Turkey seeks to arrest former senior CIA official

Turkish police have detained over 50 thousand people over last year's failed coup attempt against the government.

ERBIL, Kurdistan Region (Kurdistan 24) - An Istanbul court on Friday issued an arrest warrant for the former US Central Intelligence Agency station chief and vice chairman of the National Intelligence Council Graham Fuller in relation to last year's failed military coup attempt against the Turkish government.

The chief public prosecutor's office in Istanbul alleged that Fuller maintained ties with the outlawed movement of the Pennsylvania-based Islamic cleric Fethullah Gulen, a one-time ally of President Recep Tayyip Erdogan's rule and current opponent.

Judicial sources who spoke on condition of anonymity to the state media said Fuller was charged with attempting to overthrow the Turkish government, violating the constitution, preventing the government from carrying out its duties and espionage to obtain state secrets.
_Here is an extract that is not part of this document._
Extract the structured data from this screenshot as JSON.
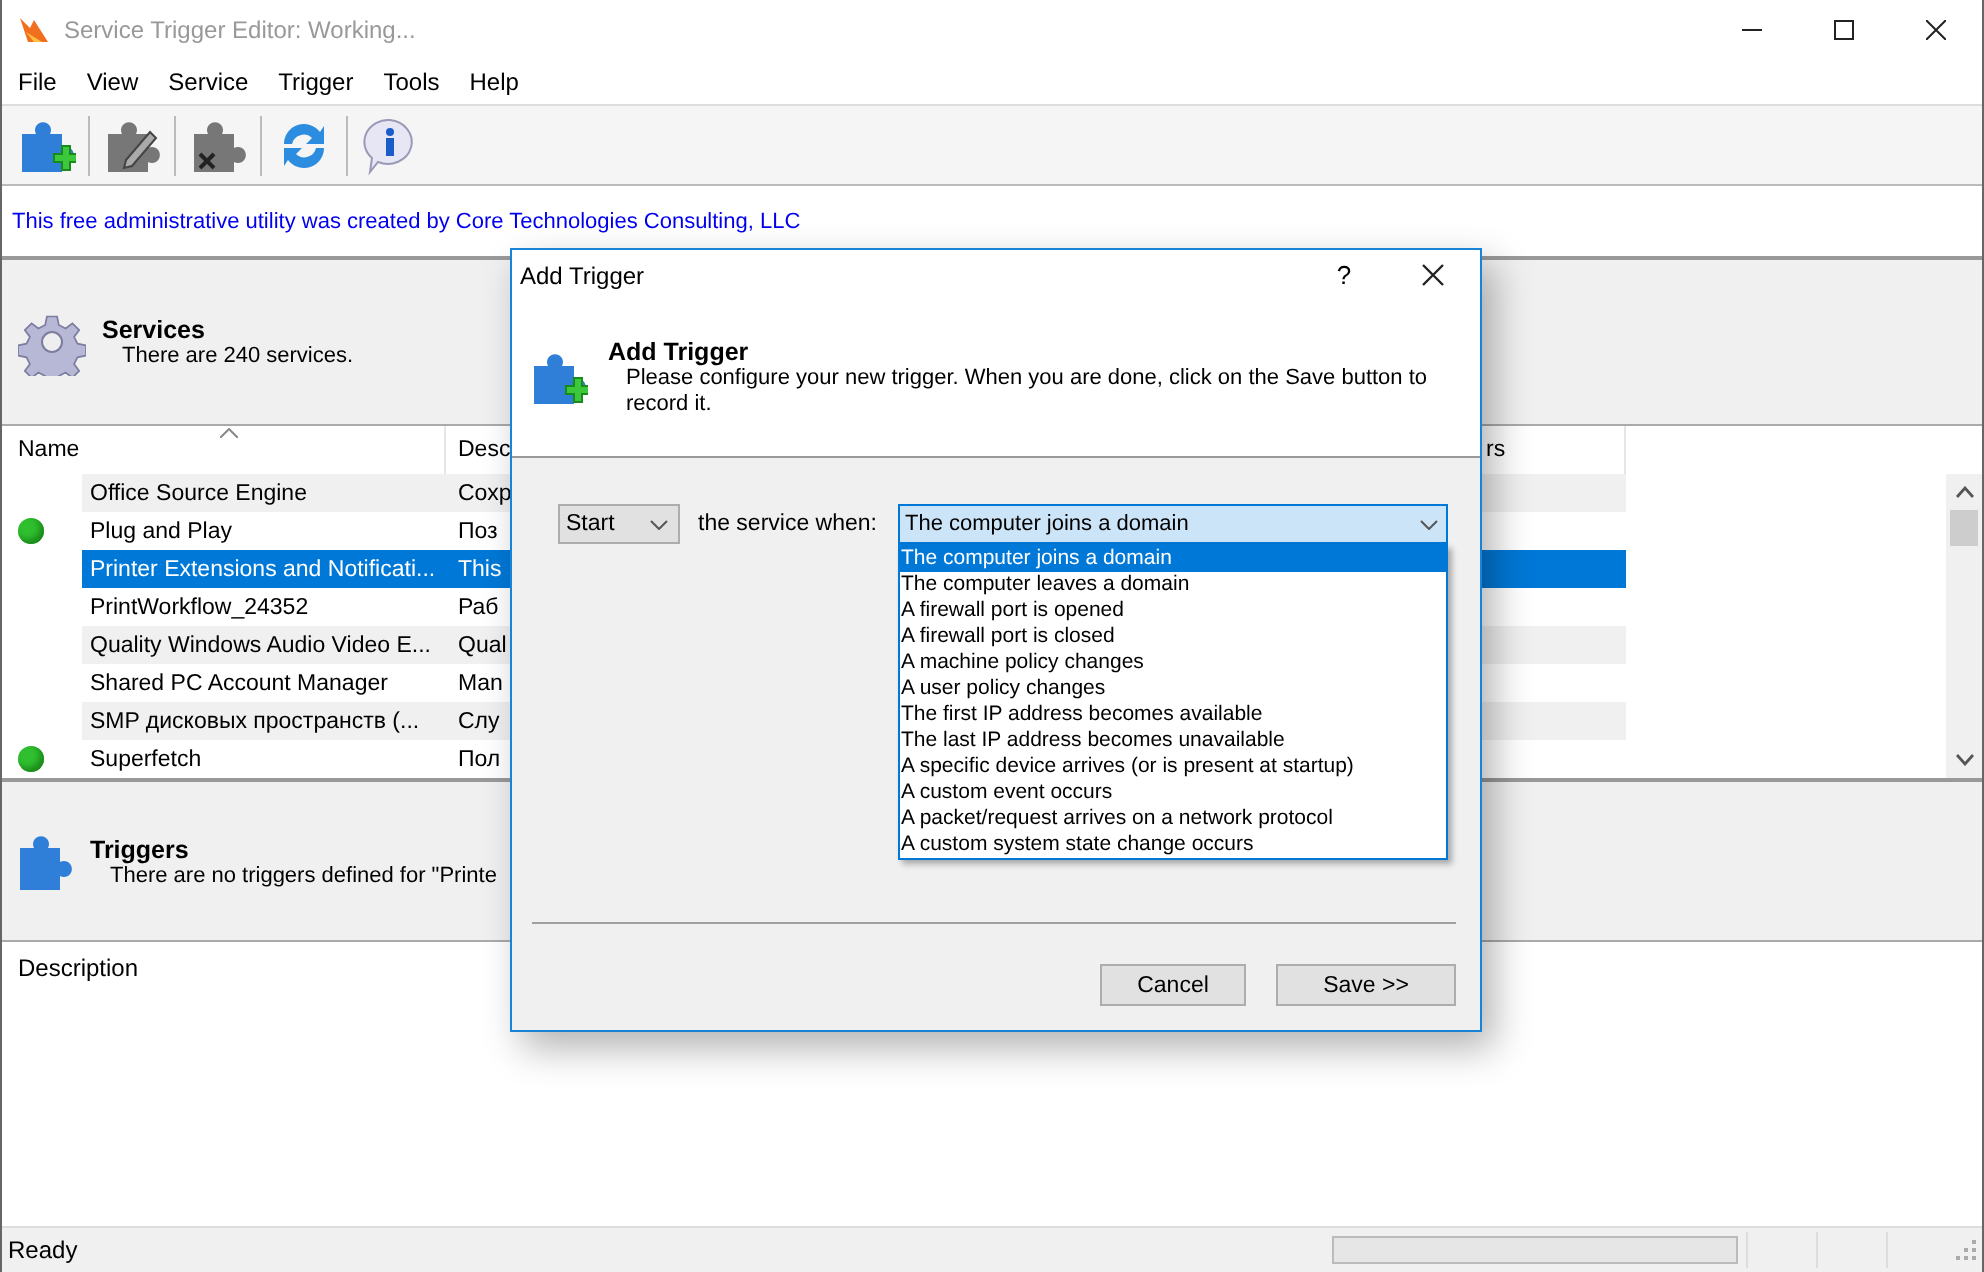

The Turks also accused Fuller and former State Department officer Henri J. Barkey of "organizing and coordinating" the putsch from a hotel in Istanbul's Prinkipos (Buyukada) Island in the inland sea of Marmara, reported Kurdistan 24's Turkish language service.
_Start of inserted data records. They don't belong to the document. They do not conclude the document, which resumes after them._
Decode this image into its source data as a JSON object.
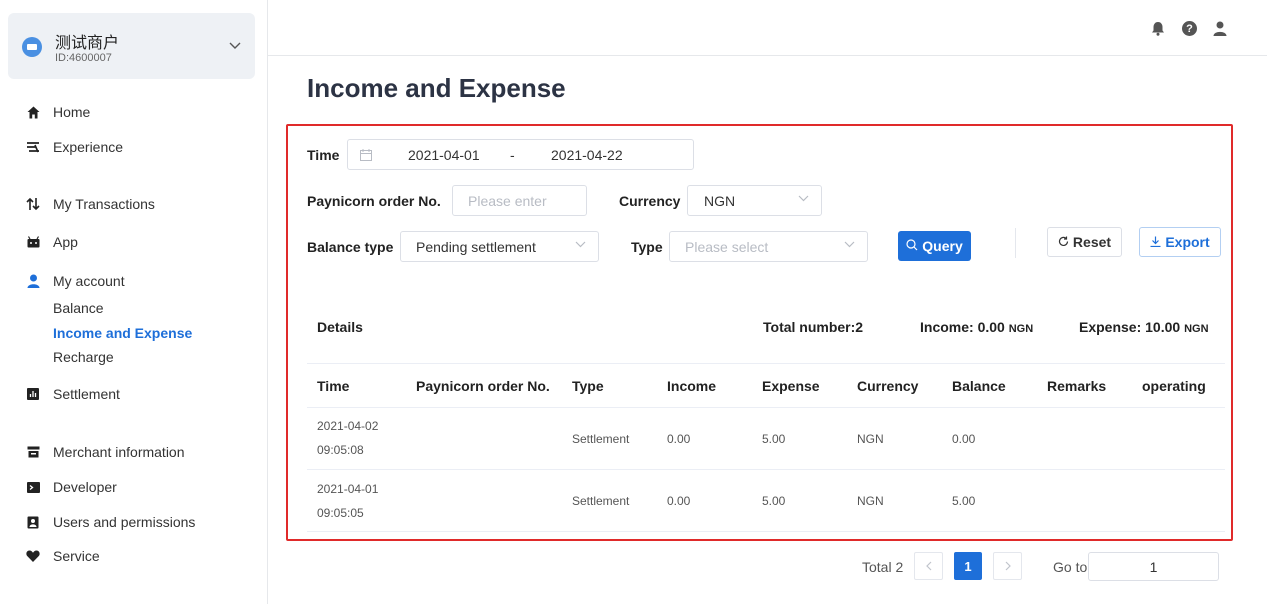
{
  "merchant": {
    "name": "测试商户",
    "id": "ID:4600007"
  },
  "sidebar": {
    "items": [
      {
        "key": "home",
        "label": "Home",
        "icon": "home-icon"
      },
      {
        "key": "experience",
        "label": "Experience",
        "icon": "experience-icon"
      },
      {
        "key": "transactions",
        "label": "My Transactions",
        "icon": "transactions-icon"
      },
      {
        "key": "app",
        "label": "App",
        "icon": "app-icon"
      },
      {
        "key": "account",
        "label": "My account",
        "icon": "user-icon"
      },
      {
        "key": "settlement",
        "label": "Settlement",
        "icon": "chart-icon"
      },
      {
        "key": "merchant-info",
        "label": "Merchant information",
        "icon": "store-icon"
      },
      {
        "key": "developer",
        "label": "Developer",
        "icon": "terminal-icon"
      },
      {
        "key": "users",
        "label": "Users and permissions",
        "icon": "contacts-icon"
      },
      {
        "key": "service",
        "label": "Service",
        "icon": "heart-icon"
      }
    ],
    "account_sub": [
      "Balance",
      "Income and Expense",
      "Recharge"
    ]
  },
  "page_title": "Income and Expense",
  "filters": {
    "time_label": "Time",
    "date_start": "2021-04-01",
    "date_sep": "-",
    "date_end": "2021-04-22",
    "order_label": "Paynicorn order No.",
    "order_placeholder": "Please enter",
    "currency_label": "Currency",
    "currency_value": "NGN",
    "balance_type_label": "Balance type",
    "balance_type_value": "Pending settlement",
    "type_label": "Type",
    "type_placeholder": "Please select",
    "query_label": "Query",
    "reset_label": "Reset",
    "export_label": "Export"
  },
  "summary": {
    "details": "Details",
    "total": "Total number:2",
    "income_label": "Income: 0.00",
    "income_unit": "NGN",
    "expense_label": "Expense: 10.00",
    "expense_unit": "NGN"
  },
  "table": {
    "headers": [
      "Time",
      "Paynicorn order No.",
      "Type",
      "Income",
      "Expense",
      "Currency",
      "Balance",
      "Remarks",
      "operating"
    ],
    "rows": [
      {
        "date": "2021-04-02",
        "time": "09:05:08",
        "order": "",
        "type": "Settlement",
        "income": "0.00",
        "expense": "5.00",
        "currency": "NGN",
        "balance": "0.00",
        "remarks": "",
        "operating": ""
      },
      {
        "date": "2021-04-01",
        "time": "09:05:05",
        "order": "",
        "type": "Settlement",
        "income": "0.00",
        "expense": "5.00",
        "currency": "NGN",
        "balance": "5.00",
        "remarks": "",
        "operating": ""
      }
    ]
  },
  "pagination": {
    "total": "Total 2",
    "current": "1",
    "goto_label": "Go to",
    "goto_value": "1"
  },
  "colors": {
    "accent": "#1e6fd9",
    "highlight_border": "#e02a2a"
  }
}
The July 15 coup attempt by a rogue clique within the army led to the killing of over 250 people, mostly civilians who were resisting rebel soldiers on the streets.

In the months following the unsuccessful plot for which Erdogan accuses Gulen of masterminding, pro-government and anti-American Turkish media implicated Fuller and Barkey of a leading role in the coup.

Both deny the allegations.

Turkish police have detained over 50 thousand people over links to the Gulen movement which Ankara designates as a terror group.

Istanbul prosecutor's warrant for Fuller comes amid rising tensions between the two NATO allies, as policies crafted in Washington and Ankara continue to diverge.

US armament of Syrian Kurdish forces battling the Islamic State (IS) group, Ankara's demand from Washington to extradite Gulen, and an ongoing New York trial of a Turkish tycoon accused of breaching UN sanctions on Iran with the consent and collaboration of Erdogan's government have added to the sour relations.

The strained ties hit a new low in October when the US government suspended all non-immigrant visa services in its embassy and consulates in Turkey over the detention of at least two consular employees by Turkish security forces.

 

Editing by Sam A.